EXERCISE DETAILS
Write the material out again, line by line, exactly as it is.
***** EXTRACTED INFORMATION *****
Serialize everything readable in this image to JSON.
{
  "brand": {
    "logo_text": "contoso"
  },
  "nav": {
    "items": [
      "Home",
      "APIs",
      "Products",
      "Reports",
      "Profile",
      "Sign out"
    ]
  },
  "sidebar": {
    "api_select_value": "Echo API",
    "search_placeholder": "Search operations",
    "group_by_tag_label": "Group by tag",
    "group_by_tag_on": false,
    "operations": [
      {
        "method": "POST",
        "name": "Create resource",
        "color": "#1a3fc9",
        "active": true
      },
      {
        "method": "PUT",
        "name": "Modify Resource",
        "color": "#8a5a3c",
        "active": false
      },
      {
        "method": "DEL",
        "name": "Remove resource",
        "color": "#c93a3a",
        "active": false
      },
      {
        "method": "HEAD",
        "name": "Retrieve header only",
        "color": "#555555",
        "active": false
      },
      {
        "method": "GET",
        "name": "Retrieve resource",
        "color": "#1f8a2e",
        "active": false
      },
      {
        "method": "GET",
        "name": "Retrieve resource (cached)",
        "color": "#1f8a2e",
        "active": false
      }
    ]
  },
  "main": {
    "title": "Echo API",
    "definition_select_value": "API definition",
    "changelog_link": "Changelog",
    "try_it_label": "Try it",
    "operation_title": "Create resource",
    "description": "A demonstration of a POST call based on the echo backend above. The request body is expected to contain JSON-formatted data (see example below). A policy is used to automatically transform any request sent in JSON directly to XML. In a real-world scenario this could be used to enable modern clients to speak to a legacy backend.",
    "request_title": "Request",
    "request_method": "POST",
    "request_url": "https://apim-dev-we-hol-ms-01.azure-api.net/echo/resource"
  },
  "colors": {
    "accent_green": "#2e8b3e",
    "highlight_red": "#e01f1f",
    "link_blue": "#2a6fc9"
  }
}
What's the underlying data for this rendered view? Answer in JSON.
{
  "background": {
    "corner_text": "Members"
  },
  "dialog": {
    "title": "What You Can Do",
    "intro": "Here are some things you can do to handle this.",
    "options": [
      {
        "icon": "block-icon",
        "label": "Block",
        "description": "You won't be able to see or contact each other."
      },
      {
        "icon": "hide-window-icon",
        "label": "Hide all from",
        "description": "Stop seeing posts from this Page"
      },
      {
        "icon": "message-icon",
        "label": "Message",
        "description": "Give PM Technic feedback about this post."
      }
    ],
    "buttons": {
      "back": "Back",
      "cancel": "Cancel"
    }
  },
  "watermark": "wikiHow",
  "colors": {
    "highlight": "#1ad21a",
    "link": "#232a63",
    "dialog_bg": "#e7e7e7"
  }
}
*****
EXPECTED OUTPUT
Serialize everything readable in this image to JSON.
{
  "brand": {
    "logo_text": "contoso"
  },
  "nav": {
    "items": [
      "Home",
      "APIs",
      "Products",
      "Reports",
      "Profile",
      "Sign out"
    ]
  },
  "sidebar": {
    "api_select_value": "Echo API",
    "search_placeholder": "Search operations",
    "group_by_tag_label": "Group by tag",
    "group_by_tag_on": false,
    "operations": [
      {
        "method": "POST",
        "name": "Create resource",
        "color": "#1a3fc9",
        "active": true
      },
      {
        "method": "PUT",
        "name": "Modify Resource",
        "color": "#8a5a3c",
        "active": false
      },
      {
        "method": "DEL",
        "name": "Remove resource",
        "color": "#c93a3a",
        "active": false
      },
      {
        "method": "HEAD",
        "name": "Retrieve header only",
        "color": "#555555",
        "active": false
      },
      {
        "method": "GET",
        "name": "Retrieve resource",
        "color": "#1f8a2e",
        "active": false
      },
      {
        "method": "GET",
        "name": "Retrieve resource (cached)",
        "color": "#1f8a2e",
        "active": false
      }
    ]
  },
  "main": {
    "title": "Echo API",
    "definition_select_value": "API definition",
    "changelog_link": "Changelog",
    "try_it_label": "Try it",
    "operation_title": "Create resource",
    "description": "A demonstration of a POST call based on the echo backend above. The request body is expected to contain JSON-formatted data (see example below). A policy is used to automatically transform any request sent in JSON directly to XML. In a real-world scenario this could be used to enable modern clients to speak to a legacy backend.",
    "request_title": "Request",
    "request_method": "POST",
    "request_url": "https://apim-dev-we-hol-ms-01.azure-api.net/echo/resource"
  },
  "colors": {
    "accent_green": "#2e8b3e",
    "highlight_red": "#e01f1f",
    "link_blue": "#2a6fc9"
  }
}
What's the underlying data for this rendered view? Answer in JSON.
{
  "background": {
    "corner_text": "Members"
  },
  "dialog": {
    "title": "What You Can Do",
    "intro": "Here are some things you can do to handle this.",
    "options": [
      {
        "icon": "block-icon",
        "label": "Block",
        "description": "You won't be able to see or contact each other."
      },
      {
        "icon": "hide-window-icon",
        "label": "Hide all from",
        "description": "Stop seeing posts from this Page"
      },
      {
        "icon": "message-icon",
        "label": "Message",
        "description": "Give PM Technic feedback about this post."
      }
    ],
    "buttons": {
      "back": "Back",
      "cancel": "Cancel"
    }
  },
  "watermark": "wikiHow",
  "colors": {
    "highlight": "#1ad21a",
    "link": "#232a63",
    "dialog_bg": "#e7e7e7"
  }
}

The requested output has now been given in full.